━━━ Provided data
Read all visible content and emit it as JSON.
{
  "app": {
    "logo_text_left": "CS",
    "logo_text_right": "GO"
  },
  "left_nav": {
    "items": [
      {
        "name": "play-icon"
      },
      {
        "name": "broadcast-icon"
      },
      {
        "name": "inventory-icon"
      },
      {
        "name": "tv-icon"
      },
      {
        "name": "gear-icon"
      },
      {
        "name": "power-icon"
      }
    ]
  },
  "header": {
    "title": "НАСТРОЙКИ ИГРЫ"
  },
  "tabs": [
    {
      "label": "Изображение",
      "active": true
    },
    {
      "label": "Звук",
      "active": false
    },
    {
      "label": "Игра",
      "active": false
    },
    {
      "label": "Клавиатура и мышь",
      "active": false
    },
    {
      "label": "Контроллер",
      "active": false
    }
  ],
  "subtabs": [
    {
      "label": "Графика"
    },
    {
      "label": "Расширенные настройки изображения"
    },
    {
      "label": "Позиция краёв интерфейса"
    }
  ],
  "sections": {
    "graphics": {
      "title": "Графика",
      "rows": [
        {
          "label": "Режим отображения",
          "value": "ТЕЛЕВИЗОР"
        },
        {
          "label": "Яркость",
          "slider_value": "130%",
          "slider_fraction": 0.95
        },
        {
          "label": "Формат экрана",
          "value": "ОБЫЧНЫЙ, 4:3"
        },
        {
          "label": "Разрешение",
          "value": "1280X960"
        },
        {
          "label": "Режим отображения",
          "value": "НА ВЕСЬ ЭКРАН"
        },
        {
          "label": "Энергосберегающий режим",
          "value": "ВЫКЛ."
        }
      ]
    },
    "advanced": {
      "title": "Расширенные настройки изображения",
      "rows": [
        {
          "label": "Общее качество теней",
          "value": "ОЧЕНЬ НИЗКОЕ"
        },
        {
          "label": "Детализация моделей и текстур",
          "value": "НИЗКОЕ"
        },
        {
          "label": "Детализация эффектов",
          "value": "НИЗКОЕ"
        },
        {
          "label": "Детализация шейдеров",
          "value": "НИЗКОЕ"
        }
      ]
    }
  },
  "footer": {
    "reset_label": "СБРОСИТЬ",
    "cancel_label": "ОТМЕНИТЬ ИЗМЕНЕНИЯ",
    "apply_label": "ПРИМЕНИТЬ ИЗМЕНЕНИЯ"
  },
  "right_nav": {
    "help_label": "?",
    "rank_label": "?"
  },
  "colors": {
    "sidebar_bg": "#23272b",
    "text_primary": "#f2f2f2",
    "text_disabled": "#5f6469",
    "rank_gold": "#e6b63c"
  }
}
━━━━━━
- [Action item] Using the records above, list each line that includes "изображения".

- [Output below]
      "label": "Расширенные настройки изображения"
      "title": "Расширенные настройки изображения",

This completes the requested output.